Oluwatuyi also asked where all the funds invested in the Oku-Iboku Paper Mill in Akwa Ibom State had gone.
“The revival of those paper mills will save the country over $2 billion that is spent on the importation of paper into the country.
‘’Remember, those mills will not only serve those of us in the book industry, but also people like you that are in the newspaper industry.
‘’You can imagine how many jobs would be created and how beneficial that will be to us as a nation,” he said.
FG’s stance on basic education
On the implementation of the free basic education policy nationwide, the Director of Press, Federal Ministry of Education, Mr Ben Goong, said education, being on the concurrent list in the constitution, the Federal Government could not force states to do certain things.
“Education is on the concurrent list in the constitution and both federal and state governments do have right to implement policies.
“However, when there are issues that have to be implemented nationally, such issues are taken to the meeting of the National Council on Education where all are represented and matters decided upon for implementation.
“The FG, through its agencies, is doing its best and implementing what it has to but it cannot force states to do that.

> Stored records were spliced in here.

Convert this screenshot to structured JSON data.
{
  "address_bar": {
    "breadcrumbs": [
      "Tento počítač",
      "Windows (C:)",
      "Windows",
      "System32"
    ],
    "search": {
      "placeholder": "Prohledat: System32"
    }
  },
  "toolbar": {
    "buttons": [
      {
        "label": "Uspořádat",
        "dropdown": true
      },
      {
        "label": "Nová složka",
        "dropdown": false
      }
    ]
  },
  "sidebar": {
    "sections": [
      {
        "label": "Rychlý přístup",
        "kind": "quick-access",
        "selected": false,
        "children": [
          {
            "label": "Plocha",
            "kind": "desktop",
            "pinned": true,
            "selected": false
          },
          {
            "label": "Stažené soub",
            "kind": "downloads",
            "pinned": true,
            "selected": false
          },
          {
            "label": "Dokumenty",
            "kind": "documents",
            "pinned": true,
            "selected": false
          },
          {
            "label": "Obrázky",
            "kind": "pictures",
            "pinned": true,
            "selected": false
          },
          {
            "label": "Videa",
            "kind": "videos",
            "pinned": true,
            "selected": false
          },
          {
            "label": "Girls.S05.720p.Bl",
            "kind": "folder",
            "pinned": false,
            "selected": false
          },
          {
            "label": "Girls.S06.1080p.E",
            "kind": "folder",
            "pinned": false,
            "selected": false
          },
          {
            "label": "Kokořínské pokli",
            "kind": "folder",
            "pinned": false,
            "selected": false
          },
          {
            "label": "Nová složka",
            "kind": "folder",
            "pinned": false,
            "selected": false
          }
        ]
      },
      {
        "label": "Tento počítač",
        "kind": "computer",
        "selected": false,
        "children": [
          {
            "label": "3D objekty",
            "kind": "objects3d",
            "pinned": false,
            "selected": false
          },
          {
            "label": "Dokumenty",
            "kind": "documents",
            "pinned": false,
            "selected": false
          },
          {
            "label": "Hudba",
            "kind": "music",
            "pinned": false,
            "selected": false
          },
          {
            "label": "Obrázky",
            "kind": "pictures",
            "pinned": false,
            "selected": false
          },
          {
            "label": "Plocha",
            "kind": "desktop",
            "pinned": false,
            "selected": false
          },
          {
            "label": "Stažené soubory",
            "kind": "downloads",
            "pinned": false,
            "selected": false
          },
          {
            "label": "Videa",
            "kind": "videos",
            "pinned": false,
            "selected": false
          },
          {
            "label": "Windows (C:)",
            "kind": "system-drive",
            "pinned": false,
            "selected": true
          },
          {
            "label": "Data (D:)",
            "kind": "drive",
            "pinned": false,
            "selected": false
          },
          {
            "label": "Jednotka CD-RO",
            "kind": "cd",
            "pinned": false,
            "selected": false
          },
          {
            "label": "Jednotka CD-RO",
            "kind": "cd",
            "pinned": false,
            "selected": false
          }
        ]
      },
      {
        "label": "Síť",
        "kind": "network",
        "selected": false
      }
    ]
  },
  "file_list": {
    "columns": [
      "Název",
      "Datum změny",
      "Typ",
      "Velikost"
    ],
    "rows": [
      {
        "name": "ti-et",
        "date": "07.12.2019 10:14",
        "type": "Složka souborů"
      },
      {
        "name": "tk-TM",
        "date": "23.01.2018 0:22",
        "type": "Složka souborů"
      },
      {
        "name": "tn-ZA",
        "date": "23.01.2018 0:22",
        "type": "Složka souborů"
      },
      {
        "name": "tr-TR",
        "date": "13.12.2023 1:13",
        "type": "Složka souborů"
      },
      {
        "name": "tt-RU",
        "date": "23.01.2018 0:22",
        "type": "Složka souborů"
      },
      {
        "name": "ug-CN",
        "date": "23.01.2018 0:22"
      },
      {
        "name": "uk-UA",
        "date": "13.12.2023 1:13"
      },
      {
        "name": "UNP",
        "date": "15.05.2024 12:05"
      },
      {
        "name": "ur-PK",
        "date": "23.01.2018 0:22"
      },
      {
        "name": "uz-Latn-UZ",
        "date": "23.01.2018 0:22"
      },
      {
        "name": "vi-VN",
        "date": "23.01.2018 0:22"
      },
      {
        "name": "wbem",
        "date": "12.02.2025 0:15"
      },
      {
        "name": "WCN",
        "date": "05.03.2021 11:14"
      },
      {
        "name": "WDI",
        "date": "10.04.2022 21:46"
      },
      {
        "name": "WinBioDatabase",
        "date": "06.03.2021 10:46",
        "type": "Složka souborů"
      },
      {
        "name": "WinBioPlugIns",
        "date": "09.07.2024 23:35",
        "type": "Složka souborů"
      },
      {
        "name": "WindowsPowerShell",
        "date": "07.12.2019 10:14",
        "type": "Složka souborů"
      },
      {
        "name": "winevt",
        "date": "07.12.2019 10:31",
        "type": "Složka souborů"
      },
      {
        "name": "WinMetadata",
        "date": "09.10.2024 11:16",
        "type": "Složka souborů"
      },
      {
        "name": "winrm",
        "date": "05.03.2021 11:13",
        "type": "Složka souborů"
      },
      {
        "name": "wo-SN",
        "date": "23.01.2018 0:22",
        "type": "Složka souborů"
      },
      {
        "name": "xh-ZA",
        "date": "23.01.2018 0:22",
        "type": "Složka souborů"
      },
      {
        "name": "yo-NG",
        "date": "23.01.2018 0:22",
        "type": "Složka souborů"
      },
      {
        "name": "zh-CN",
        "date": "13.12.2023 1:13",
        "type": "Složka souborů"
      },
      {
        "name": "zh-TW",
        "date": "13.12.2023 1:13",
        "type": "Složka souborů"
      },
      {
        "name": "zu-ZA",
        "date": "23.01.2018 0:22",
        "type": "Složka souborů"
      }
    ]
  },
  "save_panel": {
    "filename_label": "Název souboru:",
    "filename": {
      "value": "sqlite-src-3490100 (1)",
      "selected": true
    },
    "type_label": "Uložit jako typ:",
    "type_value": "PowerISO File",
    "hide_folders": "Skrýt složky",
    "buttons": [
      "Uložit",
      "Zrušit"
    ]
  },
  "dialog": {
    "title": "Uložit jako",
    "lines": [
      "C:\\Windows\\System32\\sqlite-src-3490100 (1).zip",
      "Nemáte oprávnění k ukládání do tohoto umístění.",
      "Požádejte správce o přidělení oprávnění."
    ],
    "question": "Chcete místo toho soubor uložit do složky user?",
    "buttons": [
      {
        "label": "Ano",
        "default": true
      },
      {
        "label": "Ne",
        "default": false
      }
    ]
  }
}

It can only persuade and engage in dialogue with the states.. The Universal Basic Education Commission is doing its own part of the bargain and the states have to do theirs,” he said.
On the high costs of books, Goong said the call for the removal of import duty in paper might not be feasible.
He said: “I can assure you that the books used in primary and secondary school levels are almost wholly from Nigerian authors and are made here. The call for the removal of import duty on paper may not be the solution to reducing the cost of textbooks.
“We need to protect our local industry and also consider one thing, there is general increase in the prices of commodities and this may be attributed to the tendency by people to just increase the figure anyhow.
“We must make conscious effort to shore up the value of our local currency . We also need to depend less on importation and earn more foreign exchange to meet our needs.”